━━━ Task material ━━━
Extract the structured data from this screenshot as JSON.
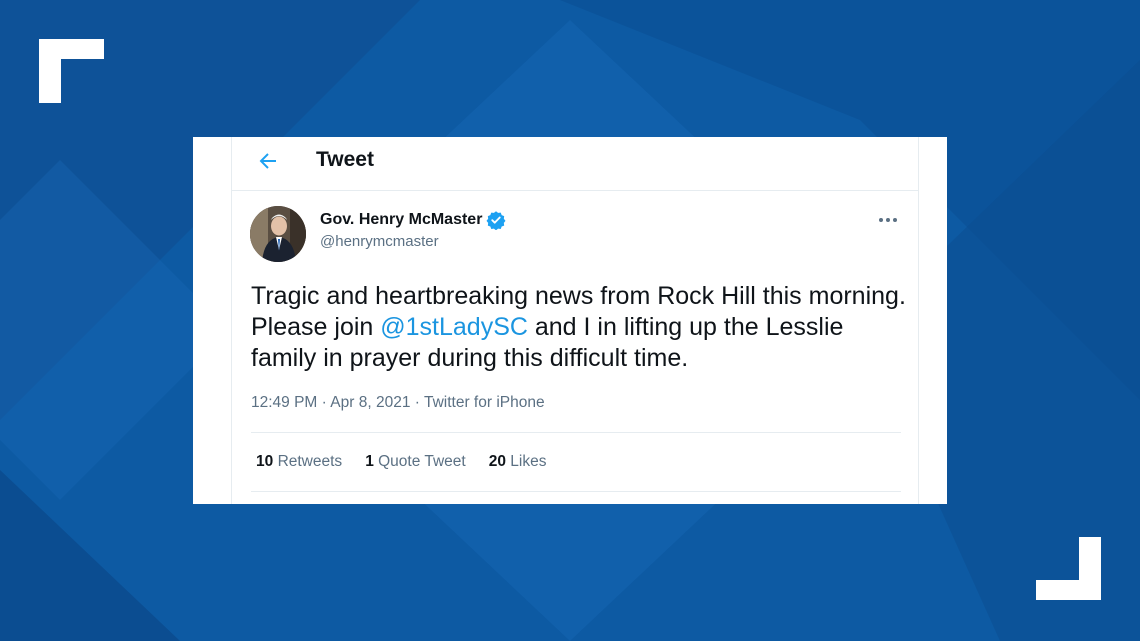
{
  "header": {
    "title": "Tweet"
  },
  "author": {
    "name": "Gov. Henry McMaster",
    "handle": "@henrymcmaster"
  },
  "tweet": {
    "text_before": "Tragic and heartbreaking news from Rock Hill this morning. Please join ",
    "mention": "@1stLadySC",
    "text_after": " and I in lifting up the Lesslie family in prayer during this difficult time.",
    "time": "12:49 PM",
    "date": "Apr 8, 2021",
    "source": "Twitter for iPhone",
    "dot": "·"
  },
  "stats": {
    "retweets_count": "10",
    "retweets_label": "Retweets",
    "quotes_count": "1",
    "quotes_label": "Quote Tweet",
    "likes_count": "20",
    "likes_label": "Likes"
  },
  "colors": {
    "background": "#0d5aa3",
    "accent": "#1b95e0",
    "text": "#0f1419",
    "muted": "#5b7083"
  },
  "icons": [
    "back-arrow-icon",
    "verified-badge-icon",
    "more-options-icon"
  ]
}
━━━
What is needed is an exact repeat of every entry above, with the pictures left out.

Extract the structured data from this screenshot as JSON.
{
  "header": {
    "title": "Tweet"
  },
  "author": {
    "name": "Gov. Henry McMaster",
    "handle": "@henrymcmaster"
  },
  "tweet": {
    "text_before": "Tragic and heartbreaking news from Rock Hill this morning. Please join ",
    "mention": "@1stLadySC",
    "text_after": " and I in lifting up the Lesslie family in prayer during this difficult time.",
    "time": "12:49 PM",
    "date": "Apr 8, 2021",
    "source": "Twitter for iPhone",
    "dot": "·"
  },
  "stats": {
    "retweets_count": "10",
    "retweets_label": "Retweets",
    "quotes_count": "1",
    "quotes_label": "Quote Tweet",
    "likes_count": "20",
    "likes_label": "Likes"
  },
  "colors": {
    "background": "#0d5aa3",
    "accent": "#1b95e0",
    "text": "#0f1419",
    "muted": "#5b7083"
  },
  "icons": [
    "back-arrow-icon",
    "verified-badge-icon",
    "more-options-icon"
  ]
}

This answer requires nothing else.